There is a lot riding on the outcome.
Enrollment has been on the decline, budget-cutting has become an annual exercise and at least one union — the St. Paul Federation of Teachers — is urging the district to go to voters next fall to pursue new funding for schools.
Board Chairman Jon Schumacher said that the district first must show that it is using its budget efficiently and effectively. As part of that effort, district officials outlined in advance of its second negotiating session with teachers on Oct. 12 what they call the "guiding values" for talks with all of its unions, one of which states: "Working within our budget while meeting financial obligations."

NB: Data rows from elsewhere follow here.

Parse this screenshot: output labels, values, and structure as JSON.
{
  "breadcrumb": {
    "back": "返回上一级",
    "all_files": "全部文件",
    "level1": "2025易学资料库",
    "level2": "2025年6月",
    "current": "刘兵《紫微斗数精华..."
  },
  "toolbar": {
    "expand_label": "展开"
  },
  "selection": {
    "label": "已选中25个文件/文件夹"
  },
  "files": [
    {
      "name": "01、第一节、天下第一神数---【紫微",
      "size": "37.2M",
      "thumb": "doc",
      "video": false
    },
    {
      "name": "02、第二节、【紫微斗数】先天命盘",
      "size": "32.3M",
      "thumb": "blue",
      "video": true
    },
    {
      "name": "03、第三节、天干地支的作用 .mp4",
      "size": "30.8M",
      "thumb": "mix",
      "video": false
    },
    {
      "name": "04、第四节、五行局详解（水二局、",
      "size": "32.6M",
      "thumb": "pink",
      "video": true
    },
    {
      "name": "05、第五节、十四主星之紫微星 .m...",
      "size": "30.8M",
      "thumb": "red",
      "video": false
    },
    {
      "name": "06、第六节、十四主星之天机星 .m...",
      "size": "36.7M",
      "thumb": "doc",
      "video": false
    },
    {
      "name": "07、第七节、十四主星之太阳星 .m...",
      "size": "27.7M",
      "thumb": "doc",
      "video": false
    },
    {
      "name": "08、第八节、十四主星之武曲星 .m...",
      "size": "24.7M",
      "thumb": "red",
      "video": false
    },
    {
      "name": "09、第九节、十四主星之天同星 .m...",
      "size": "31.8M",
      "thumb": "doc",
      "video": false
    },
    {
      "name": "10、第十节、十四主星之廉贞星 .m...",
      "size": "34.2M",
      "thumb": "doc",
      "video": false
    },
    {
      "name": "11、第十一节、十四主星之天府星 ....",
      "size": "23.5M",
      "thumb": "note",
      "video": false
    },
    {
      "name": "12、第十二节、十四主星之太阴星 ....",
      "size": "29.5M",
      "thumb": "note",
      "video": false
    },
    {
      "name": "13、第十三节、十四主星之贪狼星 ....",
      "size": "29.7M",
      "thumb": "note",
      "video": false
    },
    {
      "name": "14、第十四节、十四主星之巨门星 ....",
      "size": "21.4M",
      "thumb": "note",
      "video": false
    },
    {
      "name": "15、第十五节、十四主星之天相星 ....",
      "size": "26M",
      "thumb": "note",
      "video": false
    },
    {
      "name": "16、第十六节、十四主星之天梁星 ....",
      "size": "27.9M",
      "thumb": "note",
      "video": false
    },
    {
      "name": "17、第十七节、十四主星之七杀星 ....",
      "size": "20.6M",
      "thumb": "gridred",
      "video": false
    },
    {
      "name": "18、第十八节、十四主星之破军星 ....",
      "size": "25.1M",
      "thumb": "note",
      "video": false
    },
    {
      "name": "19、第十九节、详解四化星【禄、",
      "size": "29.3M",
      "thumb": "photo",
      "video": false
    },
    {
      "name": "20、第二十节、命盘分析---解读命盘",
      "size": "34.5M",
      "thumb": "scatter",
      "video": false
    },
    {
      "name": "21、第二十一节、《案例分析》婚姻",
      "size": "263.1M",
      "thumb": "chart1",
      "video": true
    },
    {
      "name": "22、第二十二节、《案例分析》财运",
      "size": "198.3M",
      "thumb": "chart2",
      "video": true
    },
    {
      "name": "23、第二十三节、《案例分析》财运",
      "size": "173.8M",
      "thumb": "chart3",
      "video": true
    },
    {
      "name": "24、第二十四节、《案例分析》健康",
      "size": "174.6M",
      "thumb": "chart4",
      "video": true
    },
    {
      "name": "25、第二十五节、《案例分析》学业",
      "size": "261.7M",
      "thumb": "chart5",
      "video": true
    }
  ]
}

The district also announced this week its intention to have all employees be paid $15 per hour by 2020. Teaching assistants are on track to hit that mark in 2019 — at a cost of $600,000. The district's current offer to cafeteria workers would get them there in 2020 for $350,000, but union members have raised objections to that proposal in often raucous recent appearances before the school board.
In a statement Tuesday, Superintendent Joe Gothard said: "We are investing in the people who make a significant impact on the lives of our students every day. They are the staff who provide meals to our students and those who work in classrooms alongside our teachers."
As for the teachers, more than half of those in St. Paul earn more than $75,000 a year, compared with 15 percent of other teachers in the state.
Contracts expired this summer for teachers and cafeteria workers.
Last week, the federation proposed teaming with the district to put a tax-levy proposal on the November 2018 ballot and to seek separate contributions from corporations and payments in lieu of taxes from large hospitals and higher-education institutions, which are exempt from property taxes.
The union also has signaled plans to pursue wage increases and further limits to class sizes and to fund teacher home visits and additional mental-health support staff members. The federation threatened to strike over school safety concerns before the current contract was settled.
On Tuesday, Laurin Cathey, the district's human resources director, said that Gothard, the school board and the administration are united behind a strategy governing its side of contract talks for at least three years. He acknowledged that differences of opinion among main players in the past have driven up contract costs.
The district's one-page flier notes that the district will establish "an annual dollar amount for negotiations among all employee groups." The district, however, declined repeated Star Tribune requests to provide that figure to reporters Tuesday and Wednesday, saying only that the number represents one percent of the salary cost within the general fund budget.
"As part of its strategy, SPPS won't share the specific number because that then becomes everyone's target and makes the negotiations more complicated," district spokeswoman Toya Stewart Downey said in an e-mail.